The Fault in Our Stars
Partially known for its popularity in the movie adaptation, The Fault in Our Stars filled rooms everywhere in 2012 and years to follow. A heart-shattering love between two cancer patients, Augustus Waters and Hazel Grace Lancaster, leaves a mark not only on your mind, but on your heart.
Filled with poetic narration on the disparity of inevitable death and heartbreak, The Fault in Our Stars commemorates a celebration of life that’s unlike any other. The most eye-catching aspect being Green’s inspiration behind the novel is his time spent as chaplain at Ohio’s Nationwide Children’s Hospital, including his friendship with Esther Earl, the novel dedicated to her passing.
Turtles All the Way Down
Green has been openly vocal about his struggles with Obsessive Compulsive Disorder (OCD), anxiety, depression, and how they affect his daily life as a writer. Turtles all All the Way Down specifically highlights his battle with OCD through protagonist Aza Holmes. A high school sophomore, Aza’s struggle with balancing friendships, relationships, and a constant personal obsession with infection calls for teenagers who struggle with similar mental health issues.
Turtles is not only a calling for those burdened with a mental health battle, but also for those who are not. Essentially, Turtles All the Way Down is for everyone.
The Anthropocene Reviewed
Based on his podcast, holding the same title, a review of aspects of a human-centered planet, including the Taco Bell breakfast menu and the Indianapolis 500. The reviews are filled with complexities behind personal anecdotes, history, and philosophy. Each and every essay makes a unique mark on each reader’s point in time. The Anthropocene Review covers the natural world, the beauty of humanity, and the glorious musings behind connection.
Anthropocene Reviewed (Podcast Version)
Holding many of the same concepts behind the novel, Anthropocene Reviewed (Podcast Version) reflects on different aspects of a human-centered planet on a five-star scale. With an incredibly nostalgic tone, Green creates a sense of whimsical nostalgia that reverberates in connecting with his audience. The podcast reflects on the complications on the planet, and how the people on it can evidently destroy it.
Dear Hank & John
John and Hank Green
In a collaboration as brothers, the Green's join in discussing heartfelt and humorous dynamics in day-to-day life. While most podcasts today tend to hold a serious demeanor, Dear Hank & John is a great way to question life without feeling under the weather mentally. If you're ever in the mood for something fun, although slightly educational, Dear Hank & John is the one for you.

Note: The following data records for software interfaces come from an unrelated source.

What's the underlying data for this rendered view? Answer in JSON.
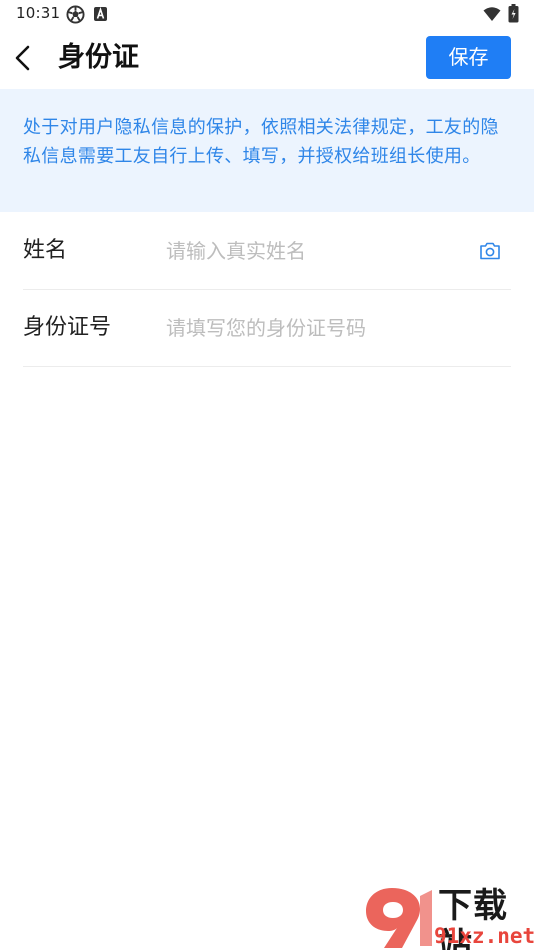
{
  "status_bar": {
    "time": "10:31",
    "icons": [
      "soccer-ball-icon",
      "a-badge-icon",
      "wifi-icon",
      "battery-icon"
    ]
  },
  "header": {
    "back_icon": "chevron-left-icon",
    "title": "身份证",
    "save_label": "保存"
  },
  "notice": {
    "text": "处于对用户隐私信息的保护，依照相关法律规定，工友的隐私信息需要工友自行上传、填写，并授权给班组长使用。"
  },
  "form": {
    "name": {
      "label": "姓名",
      "placeholder": "请输入真实姓名",
      "value": "",
      "icon": "camera-icon"
    },
    "id_number": {
      "label": "身份证号",
      "placeholder": "请填写您的身份证号码",
      "value": ""
    }
  },
  "watermark": {
    "brand": "下载站",
    "domain": "91xz.net"
  },
  "colors": {
    "accent": "#1f7ef5",
    "notice_bg": "#ecf4fe",
    "notice_text": "#2f86e8",
    "placeholder": "#bdbdbd"
  }
}
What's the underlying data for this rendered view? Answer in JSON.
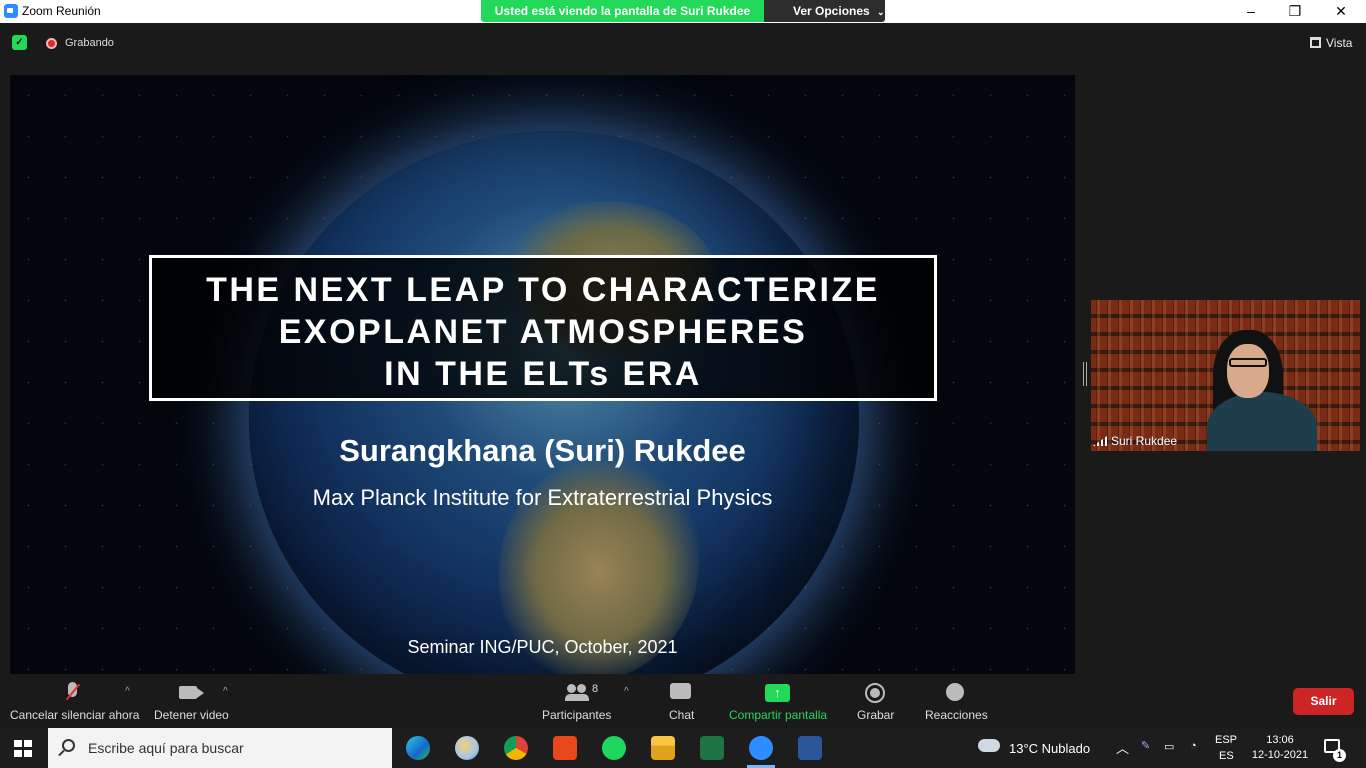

Will Grayson, Will Grayson
John Green and David Levithan
When two boys, both named Will Grayson, cross paths on a cold night in Chicago, a future of uncertainty arises between them. One is an offensive lineman and the other a musical theater enthusiast. In dealing with love, friendship, identity, and acceptance, the two battle the high school experience as they attend an epic high school musical.
Wise (groundbreaking) words by Green:
"The only way out of the labyrinth of suffering is to forgive." — Looking for Alaska
“The marks humans leave are too often scars.” — The Fault in Our Stars
"We need never be hopeless, because we can never be irreparably broken." — Looking for Alaska
“What a treacherous thing to believe that a person is more than a person.” — Paper Towns
"The thing about a spiral is, if you follow it inward, it never actually ends. It just keeps tightening, infinitely." — Turtles All the Way Down
"Art is where what we survive survives." — The Anthropocene Reviewed
"Actually, the problem is that I can’t lose my mind...It’s inescapable." — Turtles All the Way Down
"Sometimes you lose a battle. But mischief always wins the war." — Looking for Alaska
Teenagers are striving for stories that do not whisper, but talk to them.
John Green’s stories are screaming.